Life of an ex-dictator: A documentary on Musharraf throws some uncomfortable questions
Washington :“Ye Mo saab hain,” former Pakistan prime minister Pervez Musharraf says to his mother Zarin, sipping tea and gesturing towards a 38-year-old at his breakfast table. “I used to call my younger brother Mo. He was mo-ta (fat),” he adds. Both men laugh.
Filmmaker Mohammed Ali Naqvi, or Mo, is known to use his work to explore perilous subjects. His last film, Among the Believers, was about Maulana Abdul Aziz Ghazi, head of the Lal Masjid mujahideen training base; a Special Emmy-winning project before that was on the international human rights icon and gang-rape survivor Mukhtaran Mai.
For his documentary on Musharraf, Insha’Allah Democracy, Naqvi shadowed the former dictator and Army general for five years, as the man readied for a political comeback while living in Dubai and London.
So you see Musharraf as a stodgy, middle-aged man in black trunks and swimming goggles at his pool. Look over his shoulder as he logs into Facebook every morning, celebrates New Year’s Eve in the Middle-East, breakfasts with his mother.
“I shot the film myself, most of it with a handheld. I wanted my time with Musharraf to feel deeply personal and intimate – as if the audience were voyeurs,” says Naqvi.
He turns the camera on himself too, revealing why this is as much a political as a personal mission. In the 1990s, his uncle, Dr Nadeemul Hasan, was killed in his Karachi home, during a spate of violence against Shias.
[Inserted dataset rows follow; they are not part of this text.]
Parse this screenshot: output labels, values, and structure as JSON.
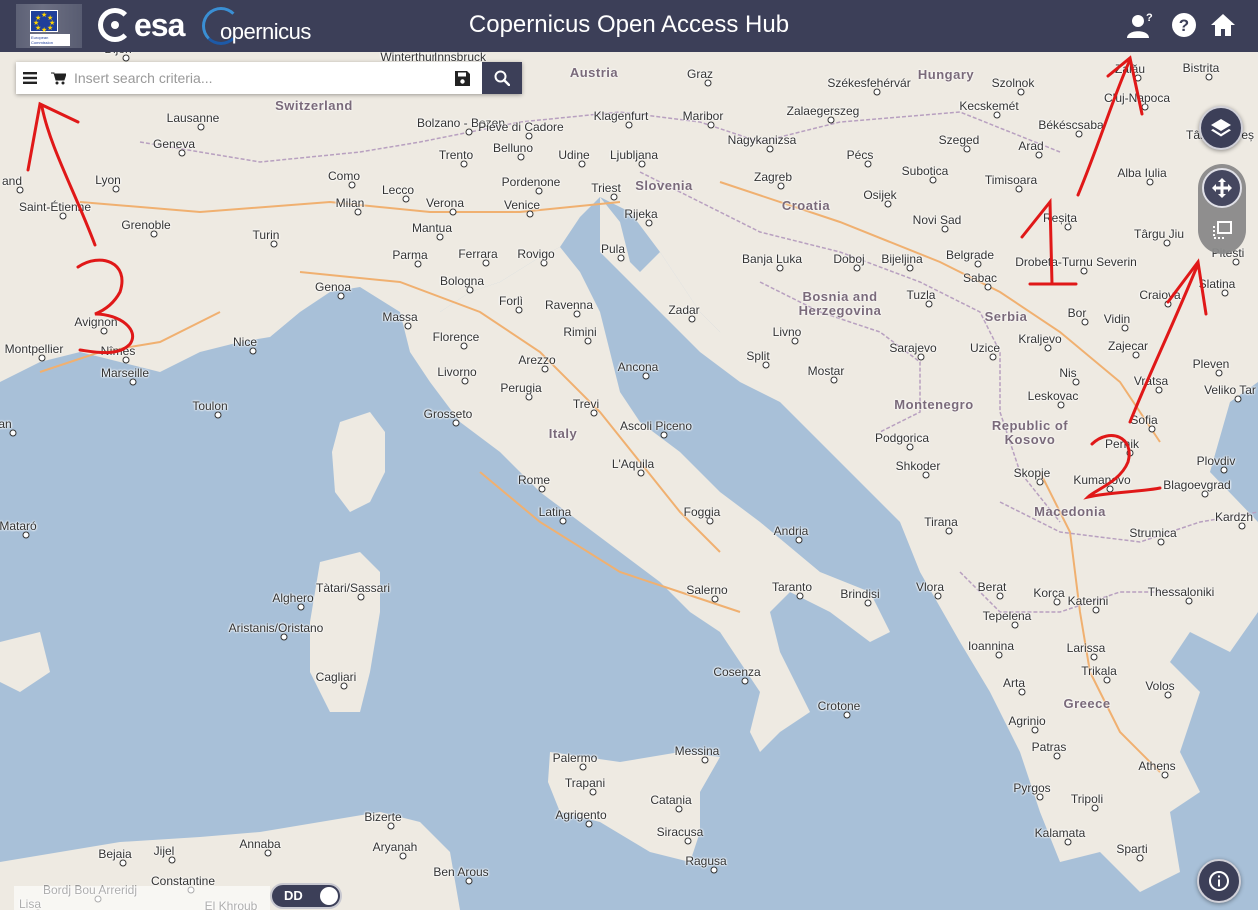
{
  "header": {
    "title": "Copernicus Open Access Hub",
    "esa_logo": "esa",
    "copernicus_logo": "opernicus",
    "eu_logo_text": "European Commission",
    "icons": [
      "user-help-icon",
      "help-icon",
      "home-icon"
    ]
  },
  "search": {
    "placeholder": "Insert search criteria...",
    "value": ""
  },
  "toggle": {
    "label": "DD"
  },
  "annotations": {
    "one": "1",
    "two": "2",
    "three": "3"
  },
  "colors": {
    "header_bg": "#3c3f58",
    "sea": "#a8c0d8",
    "land": "#eeeae2",
    "annotation": "#e01818"
  },
  "map": {
    "countries": [
      {
        "name": "Austria"
      },
      {
        "name": "Switzerland"
      },
      {
        "name": "Hungary"
      },
      {
        "name": "Slovenia"
      },
      {
        "name": "Croatia"
      },
      {
        "name": "Bosnia and Herzegovina"
      },
      {
        "name": "Serbia"
      },
      {
        "name": "Montenegro"
      },
      {
        "name": "Republic of Kosovo"
      },
      {
        "name": "Italy"
      },
      {
        "name": "Macedonia"
      },
      {
        "name": "Greece"
      }
    ],
    "cities": [
      {
        "name": "Dijon"
      },
      {
        "name": "Winterthur"
      },
      {
        "name": "Innsbruck"
      },
      {
        "name": "Graz"
      },
      {
        "name": "Székesfehérvár"
      },
      {
        "name": "Szolnok"
      },
      {
        "name": "Zalău"
      },
      {
        "name": "Bistrita"
      },
      {
        "name": "Lausanne"
      },
      {
        "name": "Bolzano - Bozen"
      },
      {
        "name": "Pieve di Cadore"
      },
      {
        "name": "Klagenfurt"
      },
      {
        "name": "Maribor"
      },
      {
        "name": "Zalaegerszeg"
      },
      {
        "name": "Kecskemét"
      },
      {
        "name": "Cluj-Napoca"
      },
      {
        "name": "Békéscsaba"
      },
      {
        "name": "Târgu Mureș"
      },
      {
        "name": "Geneva"
      },
      {
        "name": "Trento"
      },
      {
        "name": "Belluno"
      },
      {
        "name": "Udine"
      },
      {
        "name": "Ljubljana"
      },
      {
        "name": "Nagykanizsa"
      },
      {
        "name": "Pécs"
      },
      {
        "name": "Szeged"
      },
      {
        "name": "Arad"
      },
      {
        "name": "Lyon"
      },
      {
        "name": "Como"
      },
      {
        "name": "Lecco"
      },
      {
        "name": "Pordenone"
      },
      {
        "name": "Triest"
      },
      {
        "name": "Zagreb"
      },
      {
        "name": "Subotica"
      },
      {
        "name": "Timisoara"
      },
      {
        "name": "Alba Iulia"
      },
      {
        "name": "Saint-Étienne"
      },
      {
        "name": "Milan"
      },
      {
        "name": "Verona"
      },
      {
        "name": "Venice"
      },
      {
        "name": "Rijeka"
      },
      {
        "name": "Osijek"
      },
      {
        "name": "Grenoble"
      },
      {
        "name": "Turin"
      },
      {
        "name": "Mantua"
      },
      {
        "name": "Novi Sad"
      },
      {
        "name": "Reșița"
      },
      {
        "name": "Târgu Jiu"
      },
      {
        "name": "Parma"
      },
      {
        "name": "Ferrara"
      },
      {
        "name": "Rovigo"
      },
      {
        "name": "Pula"
      },
      {
        "name": "Banja Luka"
      },
      {
        "name": "Doboj"
      },
      {
        "name": "Bijeljina"
      },
      {
        "name": "Belgrade"
      },
      {
        "name": "Drobeta-Turnu Severin"
      },
      {
        "name": "Pitesti"
      },
      {
        "name": "Bologna"
      },
      {
        "name": "Sabac"
      },
      {
        "name": "Genoa"
      },
      {
        "name": "Forlì"
      },
      {
        "name": "Ravenna"
      },
      {
        "name": "Tuzla"
      },
      {
        "name": "Craiova"
      },
      {
        "name": "Slatina"
      },
      {
        "name": "Massa"
      },
      {
        "name": "Rimini"
      },
      {
        "name": "Zadar"
      },
      {
        "name": "Bor"
      },
      {
        "name": "Vidin"
      },
      {
        "name": "Avignon"
      },
      {
        "name": "Florence"
      },
      {
        "name": "Livno"
      },
      {
        "name": "Sarajevo"
      },
      {
        "name": "Uzice"
      },
      {
        "name": "Kraljevo"
      },
      {
        "name": "Zajecar"
      },
      {
        "name": "Montpellier"
      },
      {
        "name": "Nîmes"
      },
      {
        "name": "Nice"
      },
      {
        "name": "Arezzo"
      },
      {
        "name": "Split"
      },
      {
        "name": "Ancona"
      },
      {
        "name": "Pleven"
      },
      {
        "name": "Marseille"
      },
      {
        "name": "Livorno"
      },
      {
        "name": "Mostar"
      },
      {
        "name": "Nis"
      },
      {
        "name": "Vratsa"
      },
      {
        "name": "Perugia"
      },
      {
        "name": "Veliko Tar"
      },
      {
        "name": "Toulon"
      },
      {
        "name": "Trevi"
      },
      {
        "name": "Leskovac"
      },
      {
        "name": "Grosseto"
      },
      {
        "name": "Ascoli Piceno"
      },
      {
        "name": "Podgorica"
      },
      {
        "name": "Sofia"
      },
      {
        "name": "Pernik"
      },
      {
        "name": "L'Aquila"
      },
      {
        "name": "Shkoder"
      },
      {
        "name": "Plovdiv"
      },
      {
        "name": "Skopje"
      },
      {
        "name": "Kumanovo"
      },
      {
        "name": "Rome"
      },
      {
        "name": "Blagoevgrad"
      },
      {
        "name": "Latina"
      },
      {
        "name": "Foggia"
      },
      {
        "name": "Tirana"
      },
      {
        "name": "Kardzh"
      },
      {
        "name": "Mataró"
      },
      {
        "name": "Andria"
      },
      {
        "name": "Strumica"
      },
      {
        "name": "Tàtari/Sassari"
      },
      {
        "name": "Vlora"
      },
      {
        "name": "Berat"
      },
      {
        "name": "Korça"
      },
      {
        "name": "Taranto"
      },
      {
        "name": "Salerno"
      },
      {
        "name": "Brindisi"
      },
      {
        "name": "Katerini"
      },
      {
        "name": "Thessaloniki"
      },
      {
        "name": "Alghero"
      },
      {
        "name": "Tepelena"
      },
      {
        "name": "Aristanis/Oristano"
      },
      {
        "name": "Ioannina"
      },
      {
        "name": "Larissa"
      },
      {
        "name": "Trikala"
      },
      {
        "name": "Cagliari"
      },
      {
        "name": "Cosenza"
      },
      {
        "name": "Arta"
      },
      {
        "name": "Volos"
      },
      {
        "name": "Crotone"
      },
      {
        "name": "Agrinio"
      },
      {
        "name": "Patras"
      },
      {
        "name": "Messina"
      },
      {
        "name": "Palermo"
      },
      {
        "name": "Trapani"
      },
      {
        "name": "Athens"
      },
      {
        "name": "Catania"
      },
      {
        "name": "Agrigento"
      },
      {
        "name": "Pyrgos"
      },
      {
        "name": "Tripoli"
      },
      {
        "name": "Bizerte"
      },
      {
        "name": "Siracusa"
      },
      {
        "name": "Kalamata"
      },
      {
        "name": "Aryanah"
      },
      {
        "name": "Sparti"
      },
      {
        "name": "Ragusa"
      },
      {
        "name": "Bejaia"
      },
      {
        "name": "Jijel"
      },
      {
        "name": "Annaba"
      },
      {
        "name": "Ben Arous"
      },
      {
        "name": "Constantine"
      },
      {
        "name": "Bordj Bou Arreridj"
      },
      {
        "name": "El Khroub"
      },
      {
        "name": "Lisa"
      },
      {
        "name": "and"
      },
      {
        "name": "an"
      }
    ]
  }
}
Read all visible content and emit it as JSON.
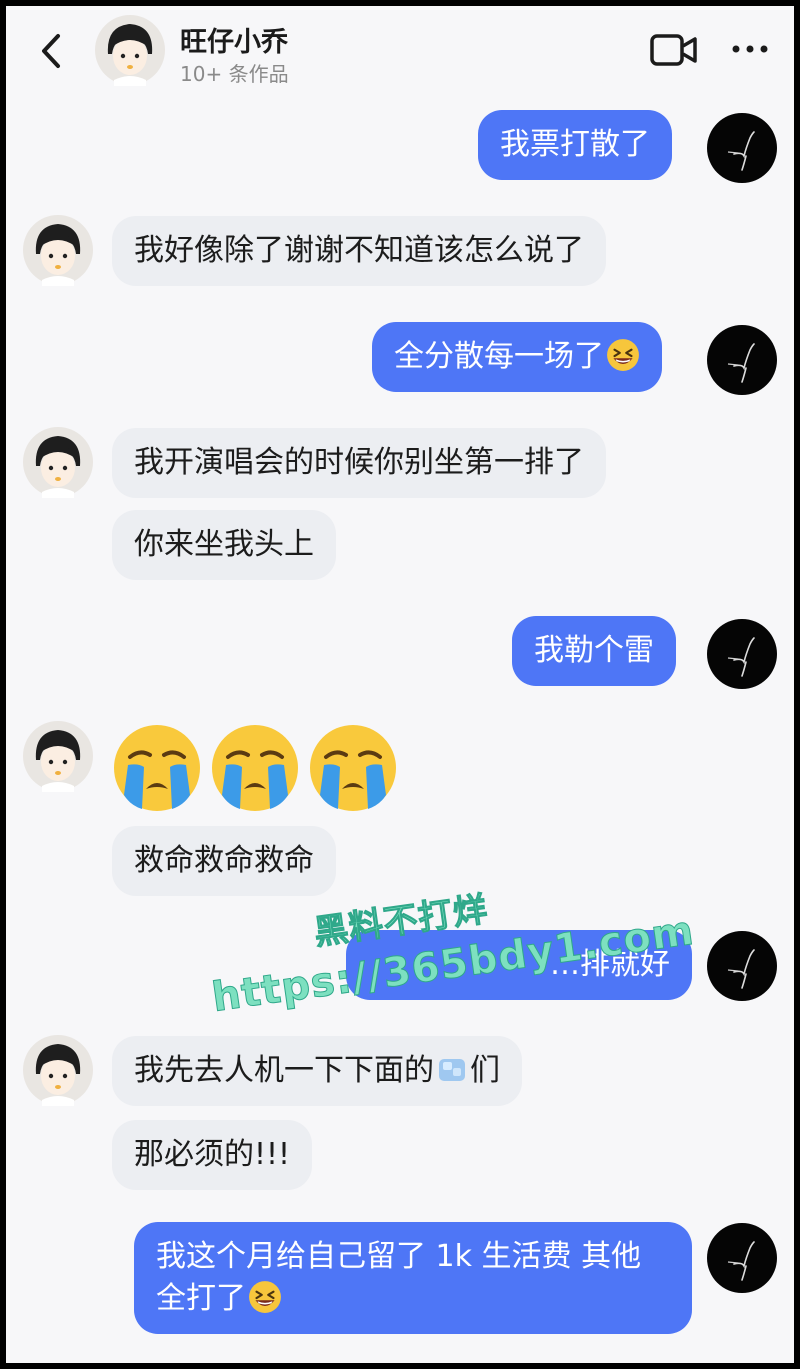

As an insecure teenager, Musharraf became Naqvi’s idol, a champion of minorities.
He admits that he started on his project in 2010 with a sense of awe. The two men exchanged jokes, hung out at the beach. “Musharraf came into my life at a time when I had a strong sense of disillusionment at the state of affairs in Pakistan. He had helped shaped contemporary history. Now, he was licking his wounds in self-imposed exile, trying to run for election in a country that had still not forgiven him,” Naqvi says.
In the film, there is a dramatic build-up to the scene where Musharraf finally sets foot on Pakistani soil again, and is anti-climactically placed under house arrest, in 2013.
Facing him is a unique election — the first civilian transfer of power in Pakistan. Every head of state before this, all the way back to 1947, has either been assassinated, unseated in a coup, or impeached.
By the time the votes are cast (the winner was Nawaz Sharif, the man Musharaff unseated in his coup in 2001), Naqvi had already lost most of his illusions about the latter. It starts when you see Musharaff claim ignorance about Osama bin Laden’s whereabouts during his time as head of state.
“When he talked about militancy as a means of fighting a proxy war with our enemies, I realised that he didn’t think he owed his people the truth. Not on terror, the war on terror, nor his own conduct during his rule. He was still a dictator at heart – a dangerous flaw in a leader,” Naqvi says.
Is democracy possible, Naqvi ends up asking himself, when you have the right to vote but your only options are “an ex-dictator, a Taliban sympathiser and a crook” (his take on Musharraf, Imran Khan and Sharif?).
“Mo’s amazing access to General Musharraf over the years reveals a refreshingly informal man, albeit one afflicted with an inflated ego,” says documentary filmmaker Anand Patwardhan. “My only criticism of the film — it does not examine the double game played by the US in both fomenting and fighting terror. Despite this, for Indians this film is a rare and valuable insight into a political scenario we have so far avoided.”